A sea of red shirts and decorated banners swarmed outside of the Legislature on April 13 as the people rallied for lawmakers to pass a bill that would decriminalize certain uses of syringes.
House Bill 601 has been proposed in an attempt to reduce the spread of blood-borne diseases such as HIV and hepatitis C. Currently in North Carolina, the use, possession, manufacture or delivery of injection equipment is unlawful without a prescription.
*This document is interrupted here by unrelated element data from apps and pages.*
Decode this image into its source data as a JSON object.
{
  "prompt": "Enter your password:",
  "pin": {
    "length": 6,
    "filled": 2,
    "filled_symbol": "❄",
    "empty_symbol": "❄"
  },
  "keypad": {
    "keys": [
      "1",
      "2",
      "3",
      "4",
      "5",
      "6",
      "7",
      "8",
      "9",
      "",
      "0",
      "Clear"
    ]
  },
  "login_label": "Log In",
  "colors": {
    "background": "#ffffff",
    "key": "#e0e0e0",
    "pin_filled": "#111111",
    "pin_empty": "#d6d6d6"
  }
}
The new bill would change this, in hopes that injection drug users will use clean needles, thus reducing the risk of transmitting blood-borne diseases.
One of the main goals that supporters hope to achieve through the measure is a decrease in the number of law enforcement officers who get stuck by a dirty needle from users who are hesitant to reveal that they have a syringe.
According to the North Carolina Harm Reduction Coalition (NCHRC), a third of law enforcement officers in North Carolina are stuck by a needle at some point in their career.
Lisa Hazirjian, policy and advocacy coordinator for the North Carolina AIDS Action Network, said that 28 percent of police officers get more than one needle stick in the course of their career.
"That needle could have HIV in it and it could have hepatitis in it, and a needle is one of the few places that HIV can stay alive for a while because it is sort of a little incubator for it," Hazirjian said. "It presents a real threat to law enforcement."
Robert Childs, executive director of the NCHRC, said that states that have already decriminalized syringes have seen a 66 percent reduction in needle sticks.
The idea behind the bill, according to Hazirjian, is for people to be able to reveal they have a needle without risking arrest. She also hopes that the bill would encourage people to buy clean syringes, rather than reusing them.
"That has huge added benefits beyond law enforcement, as well for slowing the spread of HIV, because right now we're in a situation where people share needles because they're afraid of being found with needles on them," Hazirjian said.
North Carolina is home to 50,000 injection drug users, the NCHRC said.
According to a 2005 report by the Centers for Disease Control and Prevention, an intravenous drug user injects himself or herself an estimated 1,000 times a year. That same report concluded that syringe exchange programs—which are different from what is being proposed in North Carolina—do not encourage drug use, nor do they attract first-time drug users.
If passed, the bill would allow users to buy clean syringes from a pharmacy. This has concerned the bill's critics, who contend it would cause an increase in illegal activities.
Phyllis Stephens, public information director for the Wake County Sheriff's Office, said that Wake County Sheriff Donnie Harrison opposes the bill. She added that all other sheriffs also oppose it.
"[Sheriff Harrison] does not see a need for anyone having syringes unless that person is on medication prescribed by a doctor," Stephens said. "He feels this bill would just open the door for other illegal activities."
Childs said that the NCHRC has mostly seen support for the bill, including from some other law enforcement officers.
"We only seem to get opposition from people who are elected in the sheriff's body," Childs said. "The only thing this does is save society money, prevent HIV, prevent hepatitis and prevent law enforcement sticks."
Although Sheriff Harrison opposes the bill, Stephens said that he is concerned for his officers who have to search drug users who have syringes on them.
Both Childs and Hazirjian, however, believe that providing easier access to clean syringes actually helps people get treatment. "People are less afraid to come out that they are doing something, which leads them to more access and care," Childs said.
Another concern that was raised in the press conference on April 13 was the fiscal effect of the bill. According to Hazirjian, decriminalizing syringes could save taxpayer dollars. She points out that the fewer officers who get stuck, the fewer taxpayer dollars go toward medical bills for officers, who immediately get post-exposure treatment for HIV upon being stuck with a needle.
"The assumption is you got a needle stick, you've been exposed to HIV and that means months and months of taking a whole course of expensive medications that also can be really debilitating," Hazirjian said. "You and I both want for our cops to have that health care, but it's better still if those cops never get a needle stick in the first place. That's one immediate thing that for sure would be a financial savings of decriminalizing syringes."
The bill, co-sponsored by Democrats state Rep. Verla Insko of Orange County and Pricey Harrison of Guilford County, is in the Rules, Calendar and Operations of the House Committee; no vote has been scheduled.
"There are really only benefits to this. You know it's just syringe possession being illegal doesn't do anything to prevent the spread of HIV and it doesn't really do anything to deter people from using syringes for illegal purposes," Hazirjian said. "What it does is it drives those people underground, where they can't get care, they can't get treatment and the virus spreads further."